When the Montreal Canadiens acquired a disgruntled Jonathan Drouin from the Tampa Bay Lightning a few years back, they thought they were getting a front-line superstar to lead their team. That hasn’t happened.
Jonathan Drouin goes coast-to-coast to beat the Oilers in OT pic.twitter.com/fkF7CpkcA8
— Brady Trettenero (@BradyTrett) February 3, 2019
Drouin was selected third overall by the Lightning in 2013 after he and Nathan MacKinnon absolutely carved up the QMJHL with the Halifax Mooseheads. Simply put, Drouin hasn’t looked like the same dynamic offensive weapon since MacKinnon was his linemate.
Things didn’t work out nicely for Drouin in Tampa Bay. He didn’t crack the team in 2013-14 after he was drafted and went down and put up 108 points for the Mooseheads in 46 games before posted an obscene 41 points in 16 playoff games. He made the Lightning in 2014-15, but only managed four goals in a disappointing rookie season. I wrote about this situation and how it compares to Jesse Puljujarvi.
The following year, Drouin’s struggles continued. After scoring just two goals in his first 19 games, Drouin was assigned to the AHL. He originally refused to report and demanded a trade. The Lightning called his bluff, he spent 17 games with their AHL affiliate, and then returned for a strong run in the playoffs.
Drouin would eventually get his wish a year later. After a breakout 21-goal and 53-point season with the Lightning, Drouin got shipped to the Canadiens in exchange for Mikhail Sergachev. It seemed like the perfect fit for the native of Sainte-Agathe-des-Monts, who grew up dreaming of playing for the Habs. Drouin and the Habs immediately agreed on a six-year deal worth $5.5 million.
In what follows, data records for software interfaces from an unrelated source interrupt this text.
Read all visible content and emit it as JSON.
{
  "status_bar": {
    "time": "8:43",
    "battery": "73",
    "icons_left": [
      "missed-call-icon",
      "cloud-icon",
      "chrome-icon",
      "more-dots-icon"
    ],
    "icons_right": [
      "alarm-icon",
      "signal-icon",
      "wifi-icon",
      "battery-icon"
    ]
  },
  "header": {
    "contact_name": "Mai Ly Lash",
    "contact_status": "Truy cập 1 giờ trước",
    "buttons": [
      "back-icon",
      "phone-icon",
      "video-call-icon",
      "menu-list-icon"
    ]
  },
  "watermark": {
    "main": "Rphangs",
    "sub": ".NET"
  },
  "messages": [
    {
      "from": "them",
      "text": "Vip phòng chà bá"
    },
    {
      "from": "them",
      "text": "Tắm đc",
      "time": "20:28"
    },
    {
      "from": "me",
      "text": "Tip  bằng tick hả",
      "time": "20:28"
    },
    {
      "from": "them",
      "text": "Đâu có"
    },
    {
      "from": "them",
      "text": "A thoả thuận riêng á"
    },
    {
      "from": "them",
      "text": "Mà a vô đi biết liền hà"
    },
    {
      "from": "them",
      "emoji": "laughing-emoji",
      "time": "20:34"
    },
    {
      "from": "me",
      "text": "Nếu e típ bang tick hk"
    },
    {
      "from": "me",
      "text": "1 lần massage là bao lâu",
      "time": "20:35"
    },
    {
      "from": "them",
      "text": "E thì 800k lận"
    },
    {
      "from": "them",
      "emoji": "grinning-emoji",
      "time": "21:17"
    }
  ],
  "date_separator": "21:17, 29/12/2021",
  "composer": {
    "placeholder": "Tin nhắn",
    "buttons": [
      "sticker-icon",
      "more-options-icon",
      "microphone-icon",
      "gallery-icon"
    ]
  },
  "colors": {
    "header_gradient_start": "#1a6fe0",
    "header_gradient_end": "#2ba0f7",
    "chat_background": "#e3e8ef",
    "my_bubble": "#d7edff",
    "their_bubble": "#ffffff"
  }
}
But, even in a more favourable environment, Drouin still hasn’t been able to live up to expectations. He put up 13 goals in his first season with the Habs and then followed that up with 18 goals last season. That’s solid depth production but it’s nowhere near the star-calibre player the Habs were expecting.
This will come as no surprise to anyone who follows the Canadiens, but they are looking to move a forward. Nick Suzuki is pushing. Even though he was sent Monday night to AHL Laval, Jake Evans is too. Hopefully Ryan Poehling makes a quick and complete recovery, but even with his injury, they have extra bodies. Jonathan Drouin played 11:57 in Monday’s 3-0 loss Toronto, lowest among all skaters. Already, this is something to keep an eye on.
Drouin is slated to start the season on the team’s second line, with Max Domi as his centre. But if rookies like Nick Suzuki, Jake Evans, and Ryan Poehling hit the ground running, the team’s most expensive forward could end up getting shoved further down the depth chart. With Max Domi in need of a long-term deal this off-season, shedding Drouin’s $5.5 million cap hit would make sense for the Habs, especially if it means they can add to their mediocre blueline.
Though it seems like he’s been around forever, Drouin is still only 24 years of age. There’s still time for him to become the player he was expected to be when he was drafted third overall. From an Oilers perspective, he makes a lot of sense as a buy-low option.
I noted earlier that Drouin hasn’t really looked the same since MacKinnon was his linemate. While that’s probably an oversimplification, a lot of his underwhelming play can be chalked up to not playing with elite linemates in the NHL. In Tampa Bay, he played his most minutes with Alex Killorn and Valtteri Filppula. In Montreal, he’s bounced from an offensive role as a winger with Domi and Brendan Gallagher to centring Paul Byron and Artturi Lehkonen in more of a two-way role.
None of those linemates are the calibre of Connor McDavid, or even Ryan Nugent-Hopkins, for that matter. I imagine Drouin unleashed in Edmonton’s top-six alongside one of their two playmaking pivots would be a game-changer for him.
The other reason I like Drouin as a buy-low is because he’s cost-controlled at $5.5 million. In today’s NHL, that’s fairly reasonable for a top-six player. It would be a bargain if he could break out and become a 30-goal guy.
The question then becomes whether or not the Oilers and Habs are a match as trade partners. Montreal badly needs to fill up their blueline, which features Shea Weber and Jeff Petry on the right side and not much on the left side. I’m not interested in giving up Darnell Nurse or Oscar Klefbom in a deal for Drouin.
Eric Engels also wrote about Drouin for Sportsnet, and this line stuck out for me…
But if things keep trending in the same direction, you really have to wonder if management will view the scenario of trading him as an addition by subtraction.
Drouin is a name worth keeping an eye on this season. If he struggles for a third-straight year in Montreal, Ken Holland should absolutely jump on the phone with Marc Bergevin to make a bid on this buy-low player with major upside.